The CNMI says that aliens with umbrella permits might not have been able to stay for the full two years if they didn’t comply with certain CNMI labor requirements; so, it argues, the CNMI should continue to be allowed to enforce those requirements.Perhaps the Fitial Administration's real aim is to turn their battle against the federal government into a war?
The CNRA does not say this. It does not suggest this. The clarity of the "transition effective date" as the date upon which rights and privileges are determined contradicts this interpretation.
Furthermore, the CNRA expressly gives the U.S. control over the transitional worker program, making it clear that it is the U.S. that is to administer labor and immigration issues during the transition, not the CNMI. It would conflict with the CNRA’s transitional worker program administered by the U.S. to allow the CNMI to continue to administer its own alien worker program during the transition.
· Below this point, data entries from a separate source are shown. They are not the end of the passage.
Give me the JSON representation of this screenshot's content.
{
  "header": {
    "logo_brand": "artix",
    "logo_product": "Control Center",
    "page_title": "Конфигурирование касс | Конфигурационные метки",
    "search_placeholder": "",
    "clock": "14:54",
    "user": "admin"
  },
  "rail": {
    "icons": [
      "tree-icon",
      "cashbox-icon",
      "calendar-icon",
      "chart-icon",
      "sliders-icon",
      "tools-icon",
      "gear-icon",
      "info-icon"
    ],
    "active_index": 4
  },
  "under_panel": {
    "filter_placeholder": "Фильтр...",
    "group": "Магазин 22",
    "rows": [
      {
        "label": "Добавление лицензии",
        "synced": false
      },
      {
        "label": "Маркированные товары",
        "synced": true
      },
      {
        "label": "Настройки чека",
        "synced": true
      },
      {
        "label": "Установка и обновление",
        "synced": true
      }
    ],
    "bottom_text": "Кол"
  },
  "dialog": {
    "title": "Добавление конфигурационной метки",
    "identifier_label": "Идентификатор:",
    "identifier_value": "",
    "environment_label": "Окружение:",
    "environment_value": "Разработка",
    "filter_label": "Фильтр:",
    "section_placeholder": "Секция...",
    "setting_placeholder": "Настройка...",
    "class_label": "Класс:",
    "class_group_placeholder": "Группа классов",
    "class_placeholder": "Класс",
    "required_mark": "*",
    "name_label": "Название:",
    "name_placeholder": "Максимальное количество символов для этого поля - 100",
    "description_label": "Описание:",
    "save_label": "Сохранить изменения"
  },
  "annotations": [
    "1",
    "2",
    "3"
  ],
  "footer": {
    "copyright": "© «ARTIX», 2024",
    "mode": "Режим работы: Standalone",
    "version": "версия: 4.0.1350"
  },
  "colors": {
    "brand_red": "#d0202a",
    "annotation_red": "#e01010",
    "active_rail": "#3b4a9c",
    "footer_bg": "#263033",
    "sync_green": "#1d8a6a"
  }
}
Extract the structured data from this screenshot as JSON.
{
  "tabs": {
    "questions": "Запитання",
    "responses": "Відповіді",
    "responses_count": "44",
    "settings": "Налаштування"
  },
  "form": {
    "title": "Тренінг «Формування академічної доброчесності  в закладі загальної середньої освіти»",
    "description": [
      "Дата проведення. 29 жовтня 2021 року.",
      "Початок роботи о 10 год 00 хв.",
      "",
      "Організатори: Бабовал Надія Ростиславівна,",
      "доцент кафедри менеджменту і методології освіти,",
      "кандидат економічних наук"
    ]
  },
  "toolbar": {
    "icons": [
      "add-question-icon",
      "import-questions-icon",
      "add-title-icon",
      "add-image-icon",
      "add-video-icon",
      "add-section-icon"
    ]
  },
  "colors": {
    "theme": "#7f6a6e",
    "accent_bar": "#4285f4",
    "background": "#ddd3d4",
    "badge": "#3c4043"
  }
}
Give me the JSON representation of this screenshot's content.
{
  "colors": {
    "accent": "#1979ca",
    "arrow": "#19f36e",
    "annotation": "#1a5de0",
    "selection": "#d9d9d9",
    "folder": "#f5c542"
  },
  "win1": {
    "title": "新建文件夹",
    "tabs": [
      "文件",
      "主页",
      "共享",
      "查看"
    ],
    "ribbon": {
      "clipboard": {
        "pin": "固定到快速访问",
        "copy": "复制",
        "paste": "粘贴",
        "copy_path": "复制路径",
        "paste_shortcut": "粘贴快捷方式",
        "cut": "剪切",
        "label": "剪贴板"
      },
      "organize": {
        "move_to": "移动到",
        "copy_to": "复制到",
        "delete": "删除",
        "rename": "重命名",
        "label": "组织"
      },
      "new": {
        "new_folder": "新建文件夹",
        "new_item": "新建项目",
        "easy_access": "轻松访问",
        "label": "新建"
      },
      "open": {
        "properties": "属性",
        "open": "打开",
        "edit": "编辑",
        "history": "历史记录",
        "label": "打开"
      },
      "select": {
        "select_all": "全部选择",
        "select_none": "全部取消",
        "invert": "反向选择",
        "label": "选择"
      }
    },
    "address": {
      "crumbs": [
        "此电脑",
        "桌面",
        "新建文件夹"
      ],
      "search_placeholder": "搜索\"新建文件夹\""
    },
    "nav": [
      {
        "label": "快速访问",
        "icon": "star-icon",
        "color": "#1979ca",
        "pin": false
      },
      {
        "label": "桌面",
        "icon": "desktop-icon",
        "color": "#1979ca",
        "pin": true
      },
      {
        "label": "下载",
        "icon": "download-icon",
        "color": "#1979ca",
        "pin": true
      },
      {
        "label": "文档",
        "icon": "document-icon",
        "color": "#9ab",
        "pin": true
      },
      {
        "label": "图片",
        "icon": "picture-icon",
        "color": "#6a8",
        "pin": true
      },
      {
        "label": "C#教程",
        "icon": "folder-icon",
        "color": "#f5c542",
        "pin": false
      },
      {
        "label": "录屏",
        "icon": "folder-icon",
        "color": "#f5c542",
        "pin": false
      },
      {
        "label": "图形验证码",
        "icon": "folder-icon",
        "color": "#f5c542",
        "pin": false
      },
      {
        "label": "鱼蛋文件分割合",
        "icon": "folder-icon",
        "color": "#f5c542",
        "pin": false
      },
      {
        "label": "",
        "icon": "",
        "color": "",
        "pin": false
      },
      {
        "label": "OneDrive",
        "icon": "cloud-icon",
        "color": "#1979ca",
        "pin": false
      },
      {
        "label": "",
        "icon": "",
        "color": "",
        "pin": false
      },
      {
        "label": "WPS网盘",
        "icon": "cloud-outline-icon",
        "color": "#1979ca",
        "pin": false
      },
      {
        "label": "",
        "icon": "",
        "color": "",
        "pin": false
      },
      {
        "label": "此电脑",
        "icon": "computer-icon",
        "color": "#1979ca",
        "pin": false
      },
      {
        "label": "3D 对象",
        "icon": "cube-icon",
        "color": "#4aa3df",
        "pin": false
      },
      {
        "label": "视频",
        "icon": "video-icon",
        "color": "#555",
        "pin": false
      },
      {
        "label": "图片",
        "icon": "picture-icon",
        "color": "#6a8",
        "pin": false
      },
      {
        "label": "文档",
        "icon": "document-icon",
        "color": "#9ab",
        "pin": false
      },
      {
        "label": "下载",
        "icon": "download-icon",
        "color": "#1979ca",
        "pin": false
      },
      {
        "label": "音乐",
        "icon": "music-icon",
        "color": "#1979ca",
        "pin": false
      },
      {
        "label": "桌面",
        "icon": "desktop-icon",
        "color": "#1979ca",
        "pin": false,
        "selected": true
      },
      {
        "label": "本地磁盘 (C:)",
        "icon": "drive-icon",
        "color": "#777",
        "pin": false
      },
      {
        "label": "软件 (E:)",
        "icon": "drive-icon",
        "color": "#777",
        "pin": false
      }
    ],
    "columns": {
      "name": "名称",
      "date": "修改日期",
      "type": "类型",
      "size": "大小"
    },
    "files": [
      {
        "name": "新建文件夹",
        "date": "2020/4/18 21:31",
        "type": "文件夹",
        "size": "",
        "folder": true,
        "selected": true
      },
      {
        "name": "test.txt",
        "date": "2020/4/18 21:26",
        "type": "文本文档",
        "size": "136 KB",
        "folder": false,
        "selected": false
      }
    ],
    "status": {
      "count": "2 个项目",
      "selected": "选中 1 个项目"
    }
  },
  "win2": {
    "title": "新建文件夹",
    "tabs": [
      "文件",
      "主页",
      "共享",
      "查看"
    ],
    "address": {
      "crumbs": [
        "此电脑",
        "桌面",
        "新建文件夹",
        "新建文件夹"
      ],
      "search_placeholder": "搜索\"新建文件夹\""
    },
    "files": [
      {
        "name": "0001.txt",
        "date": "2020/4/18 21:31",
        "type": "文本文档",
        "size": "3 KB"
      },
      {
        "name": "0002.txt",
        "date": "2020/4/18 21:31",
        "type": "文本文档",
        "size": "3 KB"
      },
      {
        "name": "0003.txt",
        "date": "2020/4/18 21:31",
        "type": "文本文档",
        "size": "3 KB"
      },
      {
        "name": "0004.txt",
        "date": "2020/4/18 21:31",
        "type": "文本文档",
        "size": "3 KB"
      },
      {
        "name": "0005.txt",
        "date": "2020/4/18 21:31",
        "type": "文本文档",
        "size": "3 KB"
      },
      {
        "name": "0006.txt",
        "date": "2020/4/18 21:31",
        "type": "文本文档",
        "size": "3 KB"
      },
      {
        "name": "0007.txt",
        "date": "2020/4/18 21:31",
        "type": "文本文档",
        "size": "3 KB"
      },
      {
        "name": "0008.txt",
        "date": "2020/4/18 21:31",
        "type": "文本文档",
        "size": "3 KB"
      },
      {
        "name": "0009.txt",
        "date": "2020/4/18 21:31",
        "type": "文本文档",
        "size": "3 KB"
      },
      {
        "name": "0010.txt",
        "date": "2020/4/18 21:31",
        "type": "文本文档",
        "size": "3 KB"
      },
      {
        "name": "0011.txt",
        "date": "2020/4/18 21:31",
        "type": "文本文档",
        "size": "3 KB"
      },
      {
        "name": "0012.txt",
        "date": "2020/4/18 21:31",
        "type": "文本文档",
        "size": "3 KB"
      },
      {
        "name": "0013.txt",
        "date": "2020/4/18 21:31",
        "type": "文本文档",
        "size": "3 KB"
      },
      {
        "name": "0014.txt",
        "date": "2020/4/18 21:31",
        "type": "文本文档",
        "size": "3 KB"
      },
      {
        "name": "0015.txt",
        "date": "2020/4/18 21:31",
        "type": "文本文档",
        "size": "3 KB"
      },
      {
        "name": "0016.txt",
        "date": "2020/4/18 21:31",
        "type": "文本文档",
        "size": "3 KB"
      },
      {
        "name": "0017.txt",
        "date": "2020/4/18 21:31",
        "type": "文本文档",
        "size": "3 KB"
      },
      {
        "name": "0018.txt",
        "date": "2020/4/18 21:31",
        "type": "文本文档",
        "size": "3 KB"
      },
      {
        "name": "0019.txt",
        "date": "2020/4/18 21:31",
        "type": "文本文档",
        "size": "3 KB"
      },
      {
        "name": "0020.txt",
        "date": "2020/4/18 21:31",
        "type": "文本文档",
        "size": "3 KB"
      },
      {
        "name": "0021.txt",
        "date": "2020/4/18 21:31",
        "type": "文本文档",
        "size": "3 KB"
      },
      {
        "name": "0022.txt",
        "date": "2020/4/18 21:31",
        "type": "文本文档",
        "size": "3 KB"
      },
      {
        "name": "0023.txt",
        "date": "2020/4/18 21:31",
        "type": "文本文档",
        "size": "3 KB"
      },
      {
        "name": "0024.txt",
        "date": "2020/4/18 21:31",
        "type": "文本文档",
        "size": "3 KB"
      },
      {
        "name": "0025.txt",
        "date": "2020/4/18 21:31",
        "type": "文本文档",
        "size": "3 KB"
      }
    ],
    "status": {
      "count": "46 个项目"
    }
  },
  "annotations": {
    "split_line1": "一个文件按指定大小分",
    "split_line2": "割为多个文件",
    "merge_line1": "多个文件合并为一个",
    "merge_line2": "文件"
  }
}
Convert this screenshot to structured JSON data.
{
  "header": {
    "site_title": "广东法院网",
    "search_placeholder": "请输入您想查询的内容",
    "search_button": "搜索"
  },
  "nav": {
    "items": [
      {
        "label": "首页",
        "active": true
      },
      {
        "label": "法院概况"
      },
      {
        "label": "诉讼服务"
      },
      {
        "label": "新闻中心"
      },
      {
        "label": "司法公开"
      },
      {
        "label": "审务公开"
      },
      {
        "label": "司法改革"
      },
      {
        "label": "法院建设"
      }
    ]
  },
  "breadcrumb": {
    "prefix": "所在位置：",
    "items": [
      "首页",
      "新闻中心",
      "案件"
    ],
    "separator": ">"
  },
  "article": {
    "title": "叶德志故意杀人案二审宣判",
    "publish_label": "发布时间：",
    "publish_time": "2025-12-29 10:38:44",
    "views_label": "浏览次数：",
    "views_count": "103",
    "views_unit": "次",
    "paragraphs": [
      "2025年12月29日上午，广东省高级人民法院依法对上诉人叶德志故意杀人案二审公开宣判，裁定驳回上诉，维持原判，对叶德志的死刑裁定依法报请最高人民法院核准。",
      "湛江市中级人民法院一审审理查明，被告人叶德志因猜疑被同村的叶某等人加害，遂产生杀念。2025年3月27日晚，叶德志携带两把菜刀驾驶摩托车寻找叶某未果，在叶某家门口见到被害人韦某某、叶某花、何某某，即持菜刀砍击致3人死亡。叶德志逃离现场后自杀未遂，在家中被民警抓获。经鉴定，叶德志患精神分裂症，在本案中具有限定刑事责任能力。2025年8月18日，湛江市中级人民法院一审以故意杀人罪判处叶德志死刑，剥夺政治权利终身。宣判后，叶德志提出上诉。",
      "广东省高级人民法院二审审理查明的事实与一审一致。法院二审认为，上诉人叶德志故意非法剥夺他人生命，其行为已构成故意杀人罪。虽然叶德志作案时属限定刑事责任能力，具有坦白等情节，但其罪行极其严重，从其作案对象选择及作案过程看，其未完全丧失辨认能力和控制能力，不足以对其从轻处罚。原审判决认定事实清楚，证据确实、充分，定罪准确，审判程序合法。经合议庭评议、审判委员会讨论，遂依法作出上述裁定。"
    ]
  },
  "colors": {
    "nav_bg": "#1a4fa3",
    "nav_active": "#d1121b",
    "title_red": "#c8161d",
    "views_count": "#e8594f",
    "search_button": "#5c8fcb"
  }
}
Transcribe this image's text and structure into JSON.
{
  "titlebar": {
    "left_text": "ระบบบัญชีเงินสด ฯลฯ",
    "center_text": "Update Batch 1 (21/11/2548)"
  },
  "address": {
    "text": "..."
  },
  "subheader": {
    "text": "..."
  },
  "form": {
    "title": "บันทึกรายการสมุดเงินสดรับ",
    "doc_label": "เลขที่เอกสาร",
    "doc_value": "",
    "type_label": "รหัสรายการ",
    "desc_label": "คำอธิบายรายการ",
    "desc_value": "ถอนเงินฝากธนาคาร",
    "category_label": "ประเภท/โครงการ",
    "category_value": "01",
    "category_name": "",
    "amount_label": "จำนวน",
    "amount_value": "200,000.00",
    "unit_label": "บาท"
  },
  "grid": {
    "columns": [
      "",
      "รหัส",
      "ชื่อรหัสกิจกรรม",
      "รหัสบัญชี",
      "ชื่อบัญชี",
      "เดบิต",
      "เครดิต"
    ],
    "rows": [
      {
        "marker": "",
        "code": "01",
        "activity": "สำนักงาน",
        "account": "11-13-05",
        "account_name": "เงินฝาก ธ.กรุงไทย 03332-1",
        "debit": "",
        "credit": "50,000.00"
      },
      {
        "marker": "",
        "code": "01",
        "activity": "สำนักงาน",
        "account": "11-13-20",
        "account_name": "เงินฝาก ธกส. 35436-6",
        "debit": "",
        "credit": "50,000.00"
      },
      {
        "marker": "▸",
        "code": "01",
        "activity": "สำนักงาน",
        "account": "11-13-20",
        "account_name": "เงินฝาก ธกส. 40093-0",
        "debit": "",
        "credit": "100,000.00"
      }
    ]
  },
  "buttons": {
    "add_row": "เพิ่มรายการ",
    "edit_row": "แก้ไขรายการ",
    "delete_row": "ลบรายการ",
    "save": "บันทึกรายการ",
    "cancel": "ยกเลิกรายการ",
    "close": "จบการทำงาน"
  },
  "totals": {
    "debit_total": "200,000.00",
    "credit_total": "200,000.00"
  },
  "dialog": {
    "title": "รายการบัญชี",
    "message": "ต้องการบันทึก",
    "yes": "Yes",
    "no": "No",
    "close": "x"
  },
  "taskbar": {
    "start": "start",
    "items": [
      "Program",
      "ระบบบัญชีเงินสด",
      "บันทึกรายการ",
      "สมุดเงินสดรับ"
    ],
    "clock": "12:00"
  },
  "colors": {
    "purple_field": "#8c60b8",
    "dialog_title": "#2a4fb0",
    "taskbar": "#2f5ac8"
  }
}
Even more clearly, the CNRA expressly states that the Secretary of Homeland Security is deemed to have authorized employment for those aliens present and authorized by the CNMI on the transition program effective date; how can the CNMI now revoke the Secretary of Homeland Security’s authorization to work?
The CNMI wants to do something different than what the U.S. is doing in the very field that the federal law CNRA deals with-alien labor. The U.S. transition program for alien labor clearly puts this power with the U.S. government. Under the U.S. Supremacy Clause, the federal law pre-empts the CNMI's laws. The Secretary of Homeland Security is deemed to have authorized the employment of aliens as of the effective date of the transition period (Nov. 28, 2009). The CNMI can’t revoke the Secretary of Homeland Security’s authorization for employment. It can’t pass laws or take administrative action now that effect status of any alien or add burdens not contemplated by Congress.
Ombudsman Helping Workers and Employers
Federal Ombudsman Pamela Brown advised all workers who do not have an umbrella permit and have expiring work permits to go to her office to get help in changing to federal status.
From the Saipan Tribune (emphasis added):
She said the worker should be accompanied by the employer and they will both be assisted in obtaining parole status and work authorization with the U.S. Citizenship and Immigration Service until a CW visa is granted.The will be a forum at Kilili Beach from 5:00 -8:00 pm tonight sponsored by the United Workers Movement. Federal officials will be addressing some issues on CNMI and federal authority, umbrella permits and other foreign worker issues.
With respect to the CNMI entry permit, Brown said if the alien has an umbrella permit then there is no reason to renew any other permit.
“The umbrella permit supersedes the prior CNMI permit,” she stressed.
As for the continued employment with a current employer, the ombudsman said the employer and employee only need to agree to the terms and conditions of employment such as benefits, work hours per week, rate or pay, and basis for termination.
“No other action is necessary since the approval of the federal government or CNMI government is not required for continued employment of an alien holding an umbrella permit,” she said.
In the case of workers having Immediate Relative status (240E permit), Brown said the Department of Homeland Security sees an umbrella permit for them as not permitting the holder to work.